People - December 2005

She's happiest when you just mail it in
By Frank Maley

Heather Lowry was on the move, as usual, trying to catch a plane from Charlotte to Seattle. But security guards confiscated a pocketknife from a woman in line ahead of her. It had belonged to her grandfather, the woman said, and she didn’t want to lose it. “Why can’t I mail this back to myself?”

There’s got to be an easy way to do that, Lowry thought. A few weeks later, she had dinner with a friend, Sherry Anderson. Airport security had seized scissors given to Anderson by her grandmother. Before long, Lowry and Anderson had pooled $10,000 in savings, started CheckPoint Mailers Inc. and hired a lawyer who hooked them up with a Greenville family that invested $100,000 more. Charlotte/Douglas International Airport became the company’s first customer in 2003, followed quickly by airports serving Raleigh, Dallas and Greensboro.

For as little as $8, CheckPoint Mailers will ship carry-on contraband dropped in its bomb-resistant boxes at any of 28 U.S. airports to wherever you want. Heavy items and overseas shipping cost more. The biggest bill for one item so far: $87 to send a Club anti-car-theft device from Charlotte to Rome. The weirdest item: bear repellent. Lighters make up about a third of the business. Shipping time averages about 10 days.
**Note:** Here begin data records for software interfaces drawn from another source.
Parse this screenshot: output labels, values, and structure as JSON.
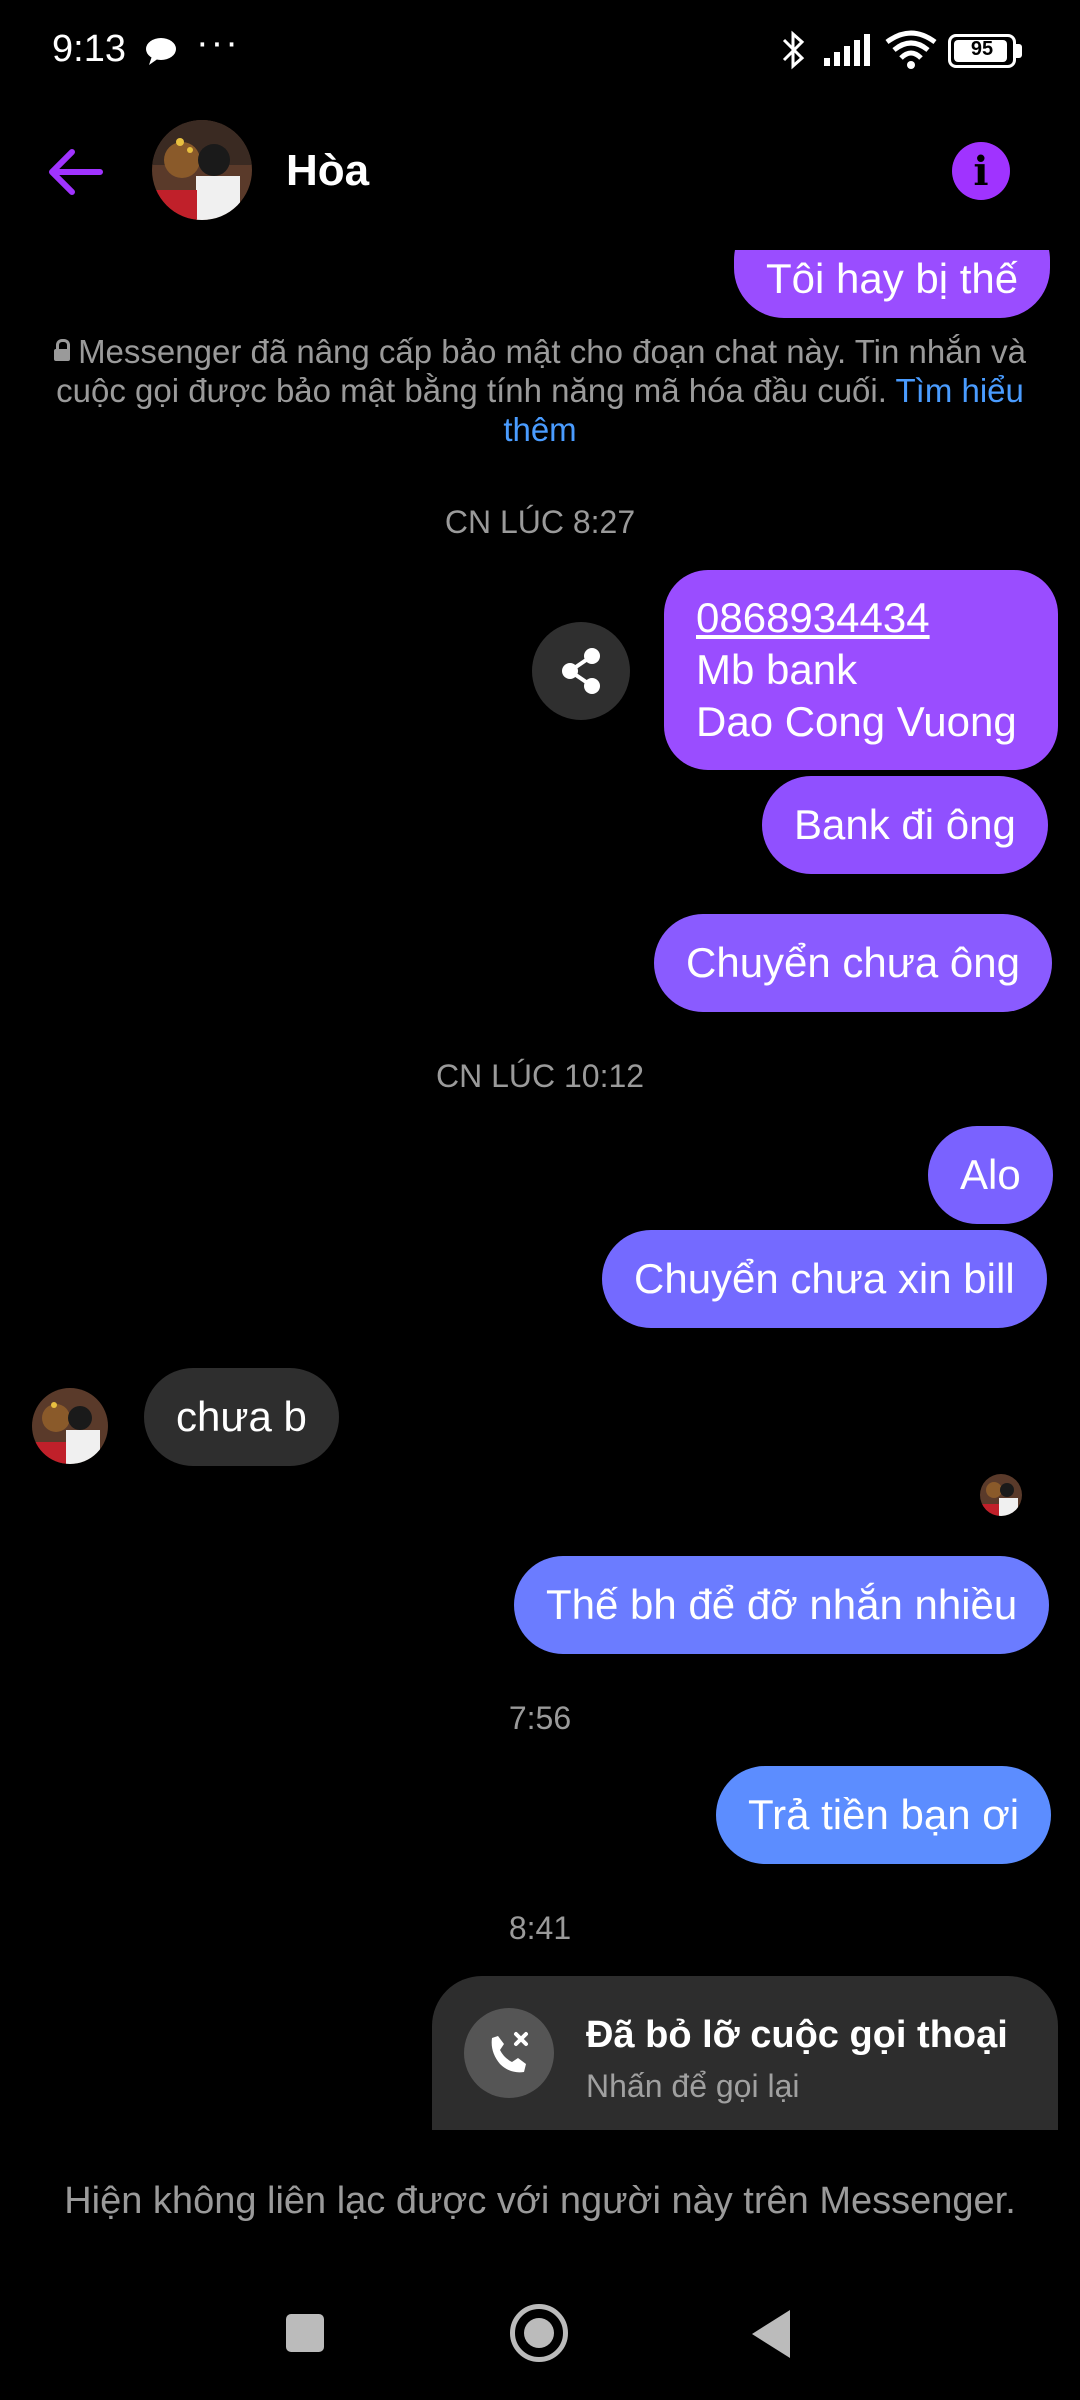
{
  "status_bar": {
    "time": "9:13",
    "more": "···",
    "battery": "95",
    "battery_level": 0.95,
    "icons": [
      "chat-notification-icon",
      "bluetooth-icon",
      "signal-icon",
      "wifi-icon",
      "battery-icon"
    ]
  },
  "header": {
    "contact_name": "Hòa",
    "back_icon": "arrow-left-icon",
    "info_icon": "info-icon",
    "accent_color": "#a033ff"
  },
  "chat": {
    "top_partial_message": "Tôi hay bị thế",
    "encryption_notice": {
      "text": "Messenger đã nâng cấp bảo mật cho đoạn chat này. Tin nhắn và cuộc gọi được bảo mật bằng tính năng mã hóa đầu cuối.",
      "link": "Tìm hiểu thêm"
    },
    "time_1": "CN LÚC 8:27",
    "bank_message": {
      "phone": "0868934434",
      "line2": "Mb bank",
      "line3": "Dao Cong Vuong"
    },
    "msg_bank_di_ong": "Bank đi ông",
    "msg_chuyen_chua_ong": "Chuyển chưa ông",
    "time_2": "CN LÚC 10:12",
    "msg_alo": "Alo",
    "msg_chuyen_chua_xin_bill": "Chuyển chưa xin bill",
    "incoming_msg": "chưa b",
    "msg_the_bh": "Thế bh để đỡ nhắn nhiều",
    "time_3": "7:56",
    "msg_tra_tien": "Trả tiền bạn ơi",
    "time_4": "8:41",
    "missed_call": {
      "title": "Đã bỏ lỡ cuộc gọi thoại",
      "subtitle": "Nhấn để gọi lại"
    }
  },
  "footer": {
    "unavailable_text": "Hiện không liên lạc được với người này trên Messenger."
  },
  "colors": {
    "bubble_purple": "#9a4dff",
    "bubble_violet": "#8a5bff",
    "bubble_indigo": "#6b7cff",
    "bubble_blue": "#5c8dff",
    "incoming_bubble": "#2e2e2e",
    "link_blue": "#4a9cff"
  }
}
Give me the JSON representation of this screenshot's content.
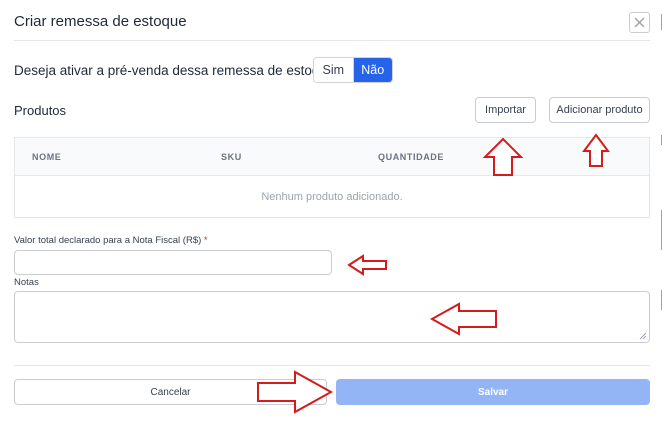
{
  "modal": {
    "title": "Criar remessa de estoque"
  },
  "presale": {
    "question": "Deseja ativar a pré-venda dessa remessa de estoque?",
    "option_yes": "Sim",
    "option_no": "Não",
    "selected": "Não"
  },
  "products": {
    "label": "Produtos",
    "import_button": "Importar",
    "add_button": "Adicionar produto",
    "columns": [
      "NOME",
      "SKU",
      "QUANTIDADE"
    ],
    "empty_message": "Nenhum produto adicionado."
  },
  "form": {
    "declared_value_label": "Valor total declarado para a Nota Fiscal (R$)",
    "required_mark": "*",
    "declared_value": "",
    "notes_label": "Notas",
    "notes_value": ""
  },
  "footer": {
    "cancel_label": "Cancelar",
    "save_label": "Salvar"
  },
  "icons": {
    "close": "close-icon"
  },
  "colors": {
    "primary": "#2563eb",
    "primary_disabled": "#93b4f5",
    "annotation": "#d41c1c"
  }
}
Maybe it’s fitting that Lowry, CheckPoint Mailers’ nomadic 41-year-old president, helped start a company that moves things. The Westminster, Calif., native studied nursing at a community college in Bellevue, Wash., but quit to tend her mother, who had been in a car wreck. After her mom died in 1985, she booked flights for US Airways in San Diego and Reno, Nev. She left in 1989 for a sales job at Dale Carnegie Training in Seattle, then held a series of sales and franchising jobs in Washington and Florida. “That’s why I work for myself. I get bored after a couple of years.”

She landed in Huntersville after her husband, Edward, then a US Airways employee, was transferred to Charlotte in 1997. She worked for a company that did health screenings, then started doing them on her own in 2000. She was already growing restless when she and Anderson dreamed up CheckPoint Mailers.

Lowry works mostly from home, while vice president Anderson manages the customer-service center in Kernersville. The company has eight full-time employees, all in North Carolina, as well as 28 contractors. It has grown quickly — generating more than $80,000 a month in sales — but could plateau before long. Lowry hopes to add 14 airports, for a total of 42, by 2007; a competitor, League City, Texas-based ReturnKey Systems, has boxes in more than 10 airports; and only 60 U.S. airports have enough passenger traffic to be profitable, Lowry says.

She expects the U.S. market to be saturated by the end of 2006, so she and Anderson plan to start a company that sells bomb-resistant trash cans to airports and government agencies and businesses. Despite her history of job hopping, she isn’t planning to bail out of CheckPoint Mailers. “We’ll be in this for a long time.”